Run through the data and copy out every line that mentions the word "true".
------------------------------
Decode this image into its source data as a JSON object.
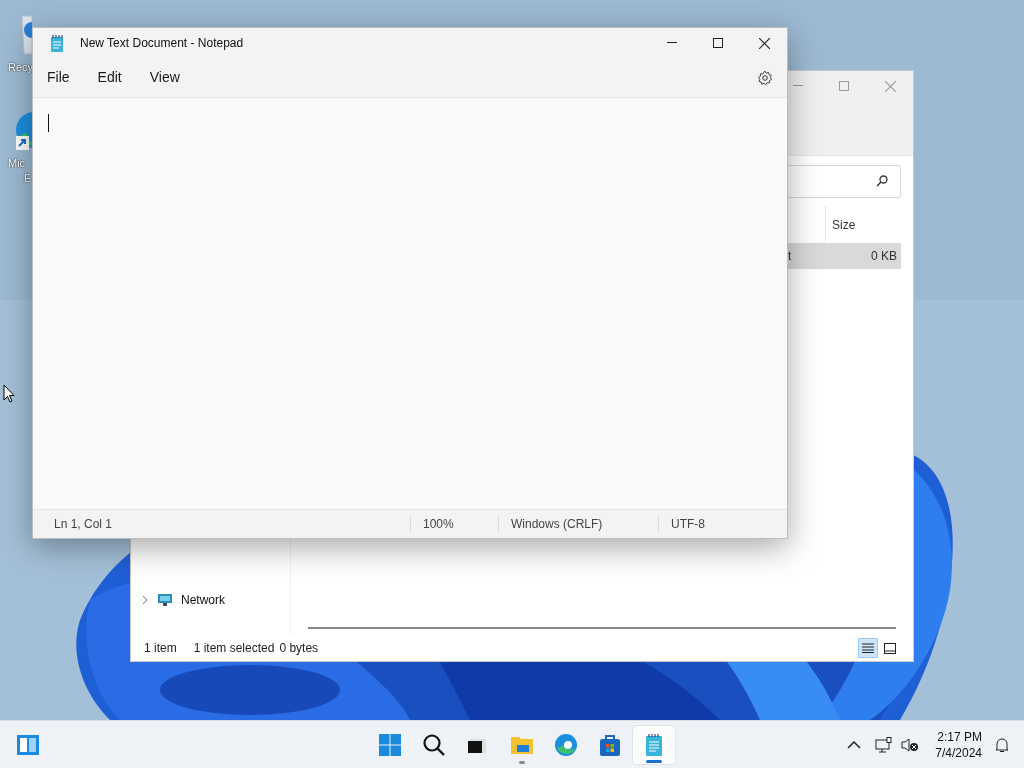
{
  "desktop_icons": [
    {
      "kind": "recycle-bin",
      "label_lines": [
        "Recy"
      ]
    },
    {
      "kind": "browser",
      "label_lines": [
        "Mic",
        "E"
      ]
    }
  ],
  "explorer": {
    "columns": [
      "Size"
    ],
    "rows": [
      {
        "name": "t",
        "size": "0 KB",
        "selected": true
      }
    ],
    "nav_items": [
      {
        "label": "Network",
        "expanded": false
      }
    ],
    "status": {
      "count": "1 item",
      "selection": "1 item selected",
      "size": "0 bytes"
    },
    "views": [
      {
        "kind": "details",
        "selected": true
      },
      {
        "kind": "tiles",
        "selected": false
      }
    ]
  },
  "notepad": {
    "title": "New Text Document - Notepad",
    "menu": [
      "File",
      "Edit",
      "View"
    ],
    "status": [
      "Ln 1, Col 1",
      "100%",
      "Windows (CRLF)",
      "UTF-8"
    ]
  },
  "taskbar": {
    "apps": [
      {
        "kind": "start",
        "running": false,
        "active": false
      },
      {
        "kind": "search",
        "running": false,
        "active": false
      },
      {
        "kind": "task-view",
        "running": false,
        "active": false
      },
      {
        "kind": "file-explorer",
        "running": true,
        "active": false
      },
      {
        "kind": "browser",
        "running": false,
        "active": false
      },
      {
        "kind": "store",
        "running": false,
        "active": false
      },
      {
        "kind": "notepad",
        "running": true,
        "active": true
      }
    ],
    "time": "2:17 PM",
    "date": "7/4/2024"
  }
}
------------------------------
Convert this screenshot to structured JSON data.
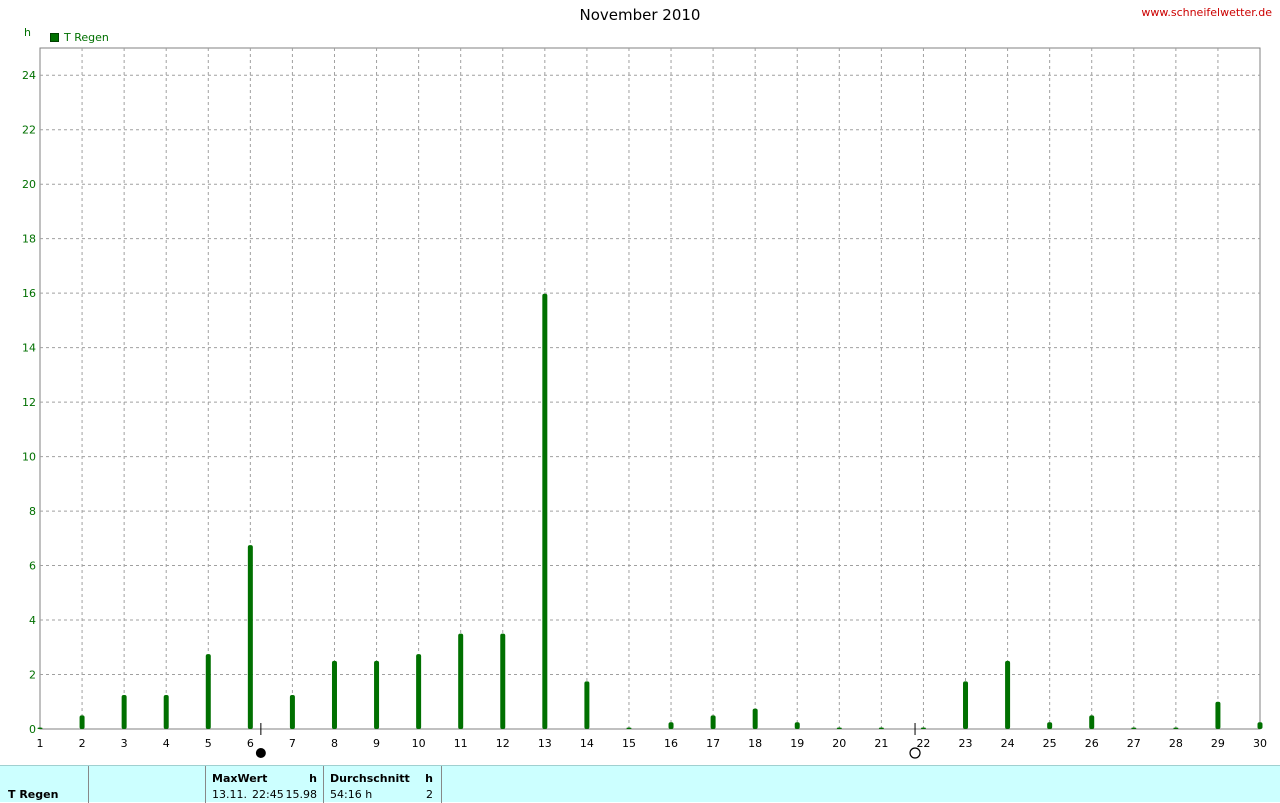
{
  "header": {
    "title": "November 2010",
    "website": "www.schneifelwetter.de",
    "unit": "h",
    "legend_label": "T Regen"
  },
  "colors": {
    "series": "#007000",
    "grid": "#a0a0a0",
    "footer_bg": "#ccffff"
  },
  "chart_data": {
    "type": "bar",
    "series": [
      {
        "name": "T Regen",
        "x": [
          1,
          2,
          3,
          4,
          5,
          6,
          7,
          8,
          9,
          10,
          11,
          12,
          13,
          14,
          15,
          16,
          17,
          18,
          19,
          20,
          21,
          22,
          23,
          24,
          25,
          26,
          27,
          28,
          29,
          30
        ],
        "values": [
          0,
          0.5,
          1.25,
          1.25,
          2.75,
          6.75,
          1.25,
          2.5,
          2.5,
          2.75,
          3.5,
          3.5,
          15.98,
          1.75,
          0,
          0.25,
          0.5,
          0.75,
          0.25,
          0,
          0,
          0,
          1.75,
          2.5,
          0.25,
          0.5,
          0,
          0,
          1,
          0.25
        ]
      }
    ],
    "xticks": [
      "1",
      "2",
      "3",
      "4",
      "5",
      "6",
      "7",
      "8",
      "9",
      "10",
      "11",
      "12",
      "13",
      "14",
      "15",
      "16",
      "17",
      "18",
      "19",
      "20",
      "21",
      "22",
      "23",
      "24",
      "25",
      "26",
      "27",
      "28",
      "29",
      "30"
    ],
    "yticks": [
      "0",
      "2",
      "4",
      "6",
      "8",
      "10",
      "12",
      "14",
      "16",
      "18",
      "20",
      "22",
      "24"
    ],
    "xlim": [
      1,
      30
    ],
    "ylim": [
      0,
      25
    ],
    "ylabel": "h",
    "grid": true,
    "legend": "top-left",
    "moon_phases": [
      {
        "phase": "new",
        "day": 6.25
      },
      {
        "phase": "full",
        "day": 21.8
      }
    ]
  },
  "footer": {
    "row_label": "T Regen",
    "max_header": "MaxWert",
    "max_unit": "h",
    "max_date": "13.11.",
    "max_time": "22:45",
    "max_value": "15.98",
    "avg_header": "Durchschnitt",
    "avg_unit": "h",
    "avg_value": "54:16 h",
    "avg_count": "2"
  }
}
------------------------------
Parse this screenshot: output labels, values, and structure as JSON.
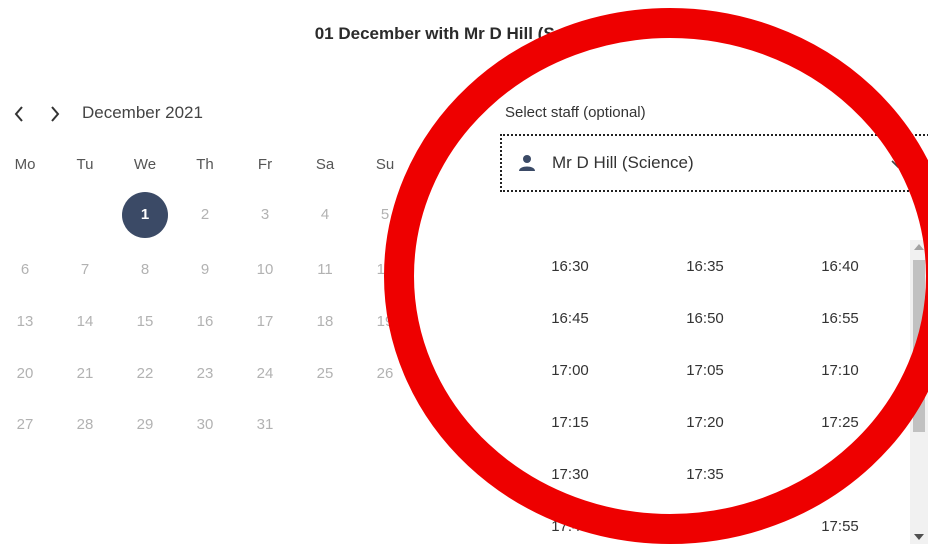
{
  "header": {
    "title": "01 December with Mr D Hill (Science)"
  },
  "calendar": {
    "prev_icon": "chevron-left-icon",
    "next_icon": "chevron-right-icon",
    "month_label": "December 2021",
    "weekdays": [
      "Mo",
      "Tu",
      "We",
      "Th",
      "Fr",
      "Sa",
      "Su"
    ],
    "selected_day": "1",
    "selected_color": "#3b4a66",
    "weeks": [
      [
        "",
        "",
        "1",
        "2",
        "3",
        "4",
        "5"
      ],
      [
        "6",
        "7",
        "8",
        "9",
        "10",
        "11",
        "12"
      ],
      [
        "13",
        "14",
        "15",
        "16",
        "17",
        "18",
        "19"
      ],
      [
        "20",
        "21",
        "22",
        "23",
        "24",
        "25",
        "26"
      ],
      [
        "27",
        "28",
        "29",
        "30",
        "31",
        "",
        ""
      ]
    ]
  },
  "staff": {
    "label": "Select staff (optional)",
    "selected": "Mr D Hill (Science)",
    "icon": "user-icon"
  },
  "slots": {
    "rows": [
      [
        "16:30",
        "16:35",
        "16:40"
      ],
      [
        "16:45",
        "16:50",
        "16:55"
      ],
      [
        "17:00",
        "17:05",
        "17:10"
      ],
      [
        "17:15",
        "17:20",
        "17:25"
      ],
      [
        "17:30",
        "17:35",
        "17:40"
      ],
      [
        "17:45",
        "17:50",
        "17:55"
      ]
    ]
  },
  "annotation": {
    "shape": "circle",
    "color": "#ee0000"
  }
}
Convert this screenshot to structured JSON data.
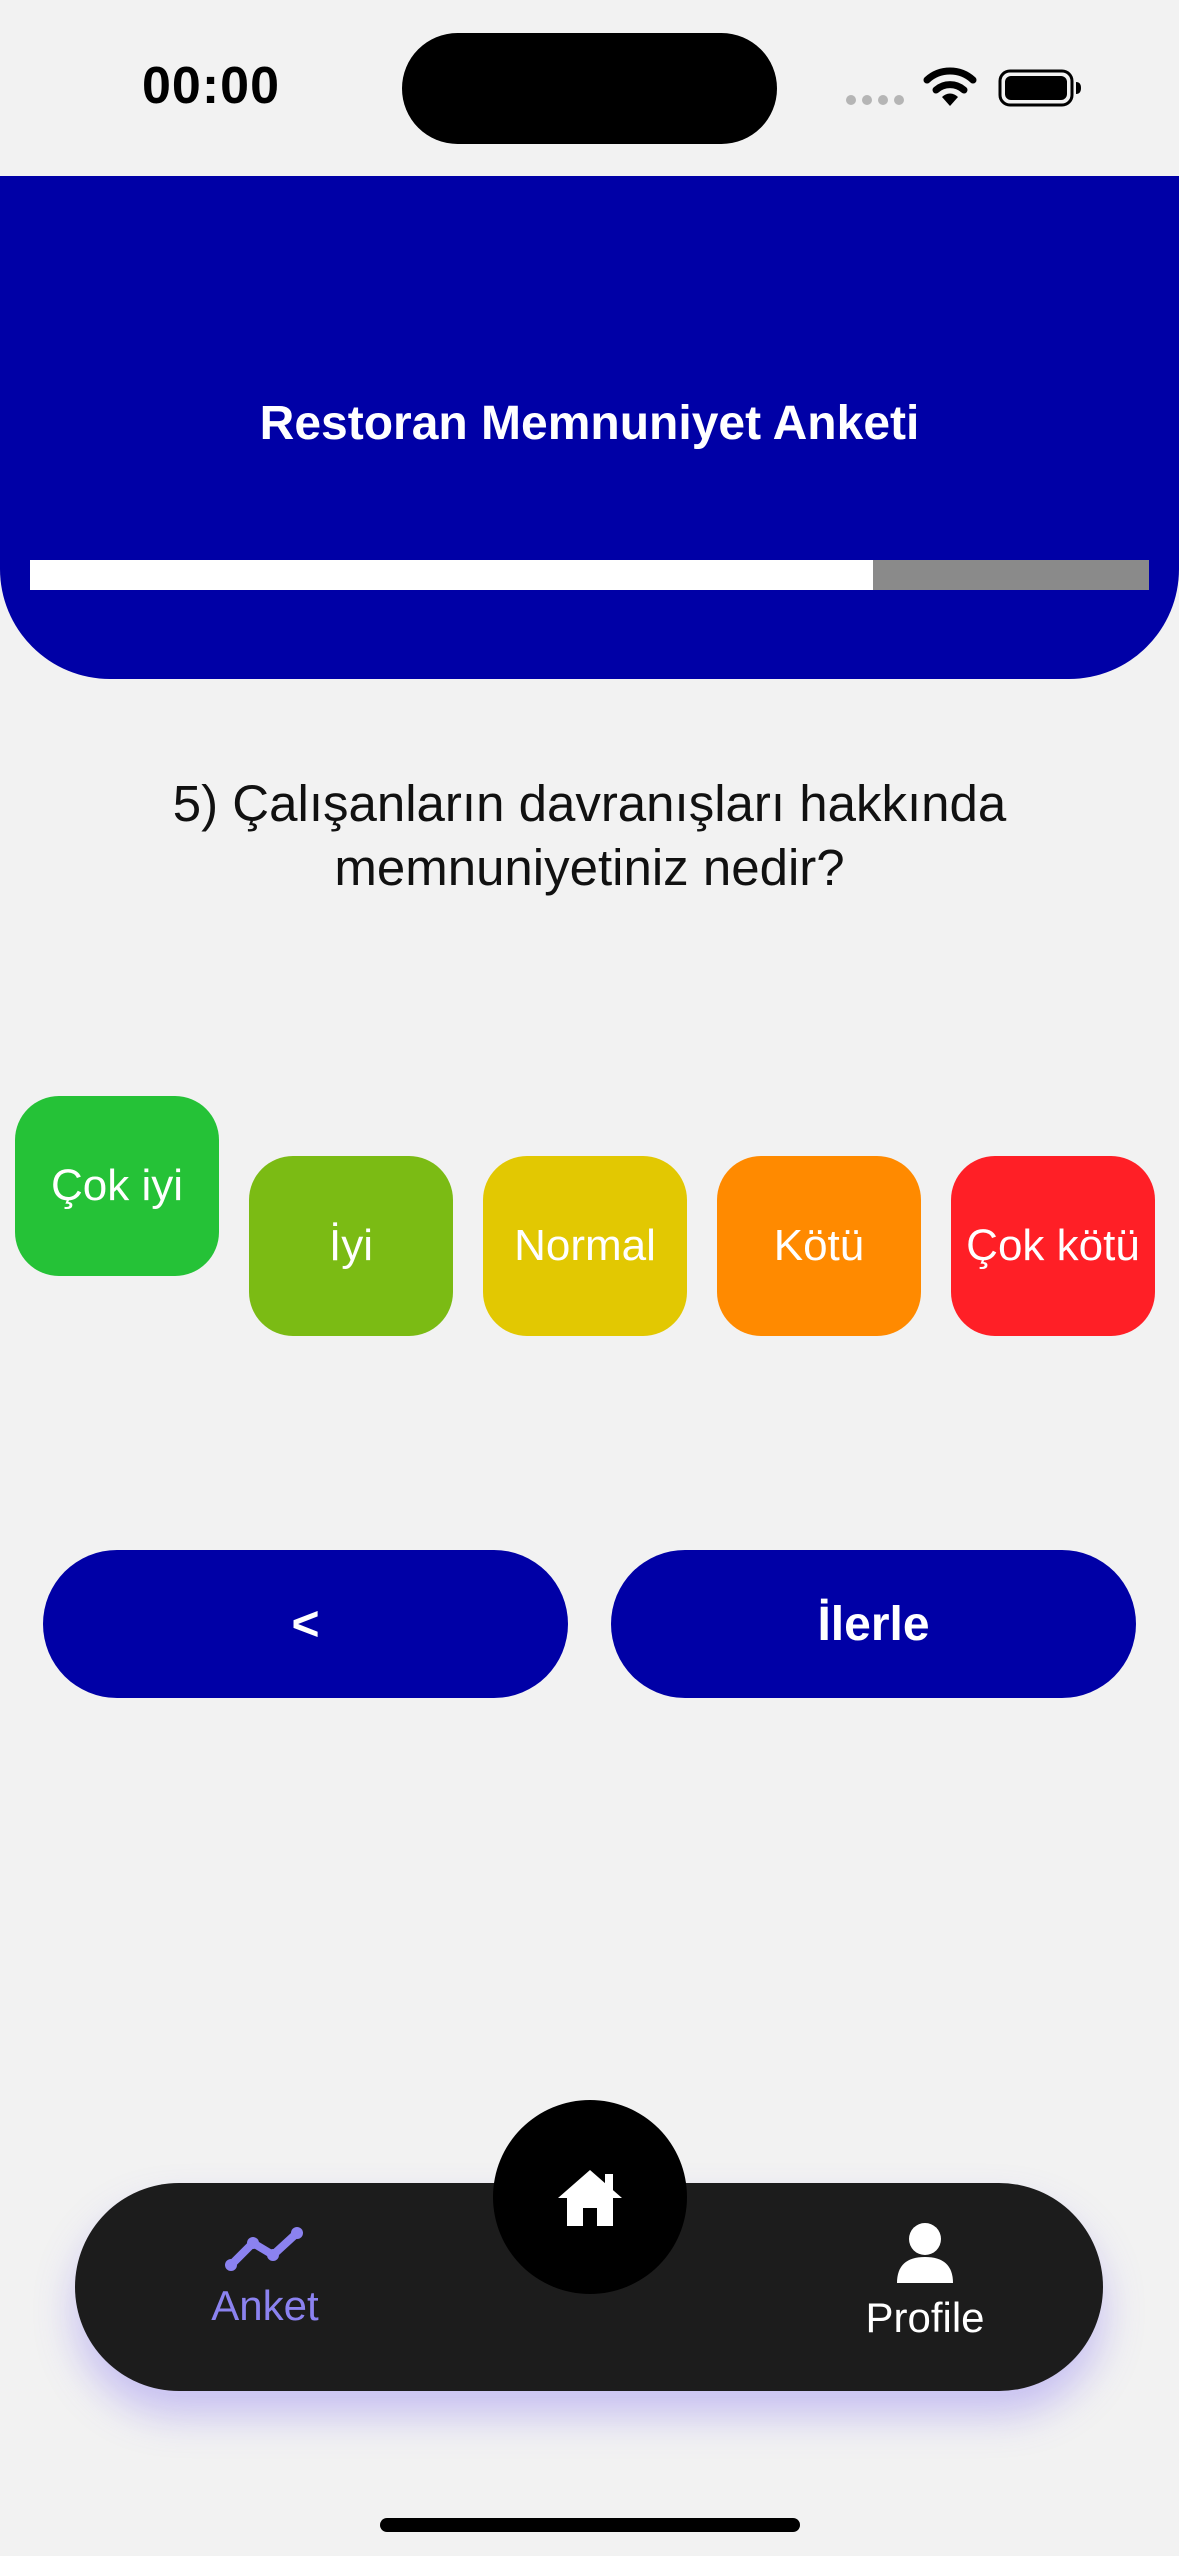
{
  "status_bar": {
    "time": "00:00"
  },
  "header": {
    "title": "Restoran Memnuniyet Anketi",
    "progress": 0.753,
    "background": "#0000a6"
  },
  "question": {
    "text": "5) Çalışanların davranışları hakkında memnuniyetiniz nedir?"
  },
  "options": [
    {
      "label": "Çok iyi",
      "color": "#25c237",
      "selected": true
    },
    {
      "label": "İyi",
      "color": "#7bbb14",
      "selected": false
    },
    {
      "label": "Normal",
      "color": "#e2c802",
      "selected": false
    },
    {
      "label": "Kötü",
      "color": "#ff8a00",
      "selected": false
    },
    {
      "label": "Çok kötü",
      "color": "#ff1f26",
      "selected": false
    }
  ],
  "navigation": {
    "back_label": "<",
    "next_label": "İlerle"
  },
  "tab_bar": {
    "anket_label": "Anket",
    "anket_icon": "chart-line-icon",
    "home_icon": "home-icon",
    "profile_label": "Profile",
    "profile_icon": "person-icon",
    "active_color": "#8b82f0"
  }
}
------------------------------
Response:
        "selected": true
        "selected": true
        "running": true,
        "running": true,
        "active": true
    "grid": true,
      "selected": true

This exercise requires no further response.